EXERCISE: Leave out the pictures and repeat the entries below verbatim.
MATERIALS PROVIDED section start
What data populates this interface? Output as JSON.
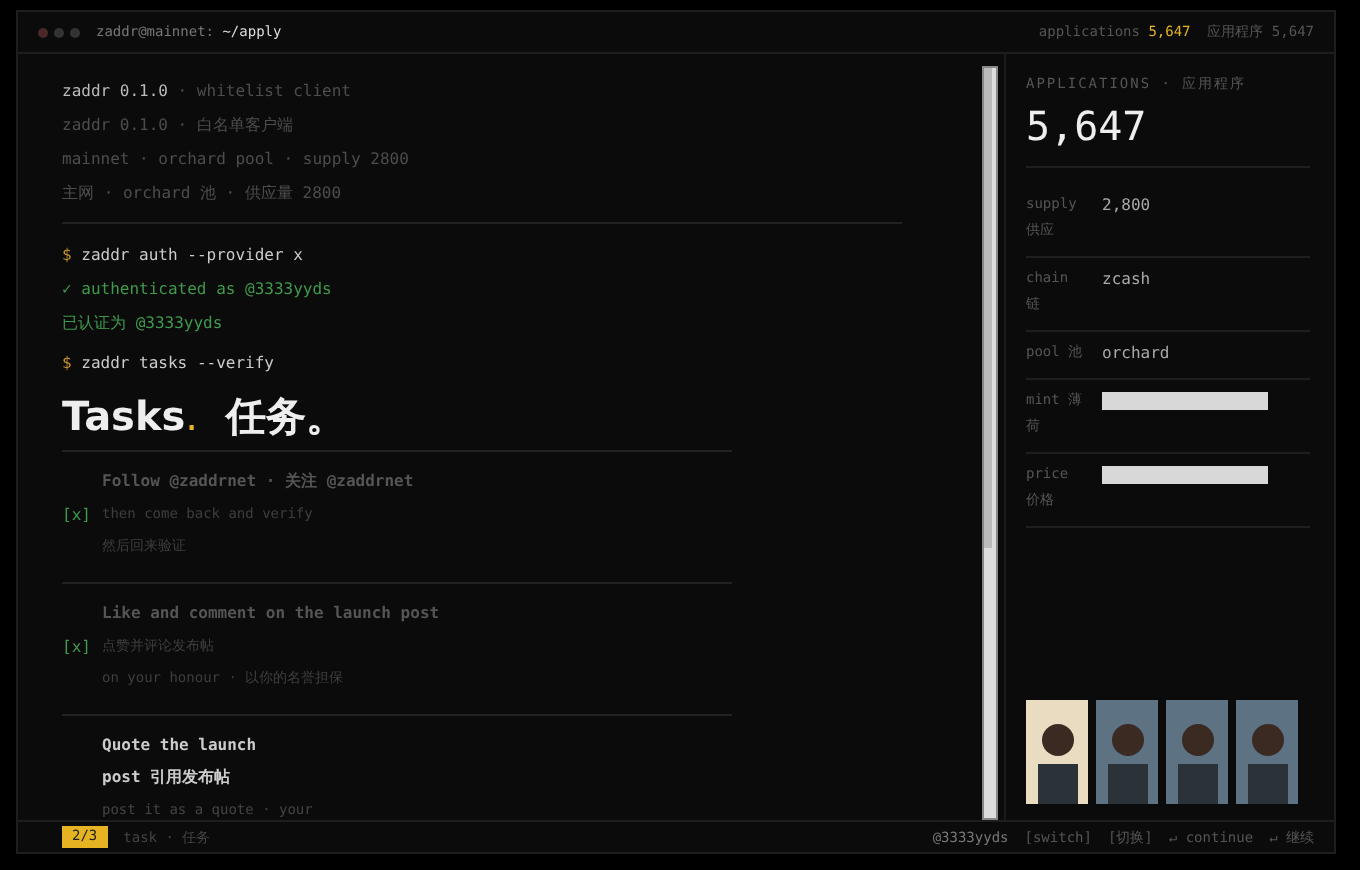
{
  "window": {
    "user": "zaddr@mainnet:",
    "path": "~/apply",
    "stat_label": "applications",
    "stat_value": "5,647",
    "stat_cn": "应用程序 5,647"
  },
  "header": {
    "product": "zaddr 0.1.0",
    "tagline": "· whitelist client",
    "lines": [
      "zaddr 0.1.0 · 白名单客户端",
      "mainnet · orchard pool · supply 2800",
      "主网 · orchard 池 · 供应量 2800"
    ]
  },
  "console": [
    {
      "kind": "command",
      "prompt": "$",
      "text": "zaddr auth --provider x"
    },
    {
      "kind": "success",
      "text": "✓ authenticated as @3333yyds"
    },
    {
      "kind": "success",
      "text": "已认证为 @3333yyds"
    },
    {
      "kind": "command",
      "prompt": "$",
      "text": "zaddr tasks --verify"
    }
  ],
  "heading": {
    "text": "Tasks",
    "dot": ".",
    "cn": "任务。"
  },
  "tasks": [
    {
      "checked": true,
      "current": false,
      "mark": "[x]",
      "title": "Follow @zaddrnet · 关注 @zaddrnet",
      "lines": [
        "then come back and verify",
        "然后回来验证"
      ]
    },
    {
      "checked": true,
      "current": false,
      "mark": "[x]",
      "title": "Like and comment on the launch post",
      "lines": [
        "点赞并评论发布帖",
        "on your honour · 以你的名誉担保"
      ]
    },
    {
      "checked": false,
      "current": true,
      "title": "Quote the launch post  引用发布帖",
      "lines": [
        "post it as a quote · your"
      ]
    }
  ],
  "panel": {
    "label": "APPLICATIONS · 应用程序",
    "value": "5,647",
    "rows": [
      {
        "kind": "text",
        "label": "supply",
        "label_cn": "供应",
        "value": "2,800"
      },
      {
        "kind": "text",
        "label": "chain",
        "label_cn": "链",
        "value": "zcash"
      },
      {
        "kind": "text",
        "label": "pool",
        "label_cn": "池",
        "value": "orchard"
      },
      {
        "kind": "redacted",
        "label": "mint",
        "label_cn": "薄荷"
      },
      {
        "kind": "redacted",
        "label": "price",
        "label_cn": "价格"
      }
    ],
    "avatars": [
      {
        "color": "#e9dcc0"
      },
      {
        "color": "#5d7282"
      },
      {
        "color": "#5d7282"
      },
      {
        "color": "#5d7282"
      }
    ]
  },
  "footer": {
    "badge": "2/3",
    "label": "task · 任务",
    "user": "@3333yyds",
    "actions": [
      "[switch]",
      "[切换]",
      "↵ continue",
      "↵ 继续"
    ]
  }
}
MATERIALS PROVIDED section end
WRITTEN ANSWER:
What data populates this interface? Output as JSON.
{
  "window": {
    "user": "zaddr@mainnet:",
    "path": "~/apply",
    "stat_label": "applications",
    "stat_value": "5,647",
    "stat_cn": "应用程序 5,647"
  },
  "header": {
    "product": "zaddr 0.1.0",
    "tagline": "· whitelist client",
    "lines": [
      "zaddr 0.1.0 · 白名单客户端",
      "mainnet · orchard pool · supply 2800",
      "主网 · orchard 池 · 供应量 2800"
    ]
  },
  "console": [
    {
      "kind": "command",
      "prompt": "$",
      "text": "zaddr auth --provider x"
    },
    {
      "kind": "success",
      "text": "✓ authenticated as @3333yyds"
    },
    {
      "kind": "success",
      "text": "已认证为 @3333yyds"
    },
    {
      "kind": "command",
      "prompt": "$",
      "text": "zaddr tasks --verify"
    }
  ],
  "heading": {
    "text": "Tasks",
    "dot": ".",
    "cn": "任务。"
  },
  "tasks": [
    {
      "checked": true,
      "current": false,
      "mark": "[x]",
      "title": "Follow @zaddrnet · 关注 @zaddrnet",
      "lines": [
        "then come back and verify",
        "然后回来验证"
      ]
    },
    {
      "checked": true,
      "current": false,
      "mark": "[x]",
      "title": "Like and comment on the launch post",
      "lines": [
        "点赞并评论发布帖",
        "on your honour · 以你的名誉担保"
      ]
    },
    {
      "checked": false,
      "current": true,
      "title": "Quote the launch post  引用发布帖",
      "lines": [
        "post it as a quote · your"
      ]
    }
  ],
  "panel": {
    "label": "APPLICATIONS · 应用程序",
    "value": "5,647",
    "rows": [
      {
        "kind": "text",
        "label": "supply",
        "label_cn": "供应",
        "value": "2,800"
      },
      {
        "kind": "text",
        "label": "chain",
        "label_cn": "链",
        "value": "zcash"
      },
      {
        "kind": "text",
        "label": "pool",
        "label_cn": "池",
        "value": "orchard"
      },
      {
        "kind": "redacted",
        "label": "mint",
        "label_cn": "薄荷"
      },
      {
        "kind": "redacted",
        "label": "price",
        "label_cn": "价格"
      }
    ],
    "avatars": [
      {
        "color": "#e9dcc0"
      },
      {
        "color": "#5d7282"
      },
      {
        "color": "#5d7282"
      },
      {
        "color": "#5d7282"
      }
    ]
  },
  "footer": {
    "badge": "2/3",
    "label": "task · 任务",
    "user": "@3333yyds",
    "actions": [
      "[switch]",
      "[切换]",
      "↵ continue",
      "↵ 继续"
    ]
  }
}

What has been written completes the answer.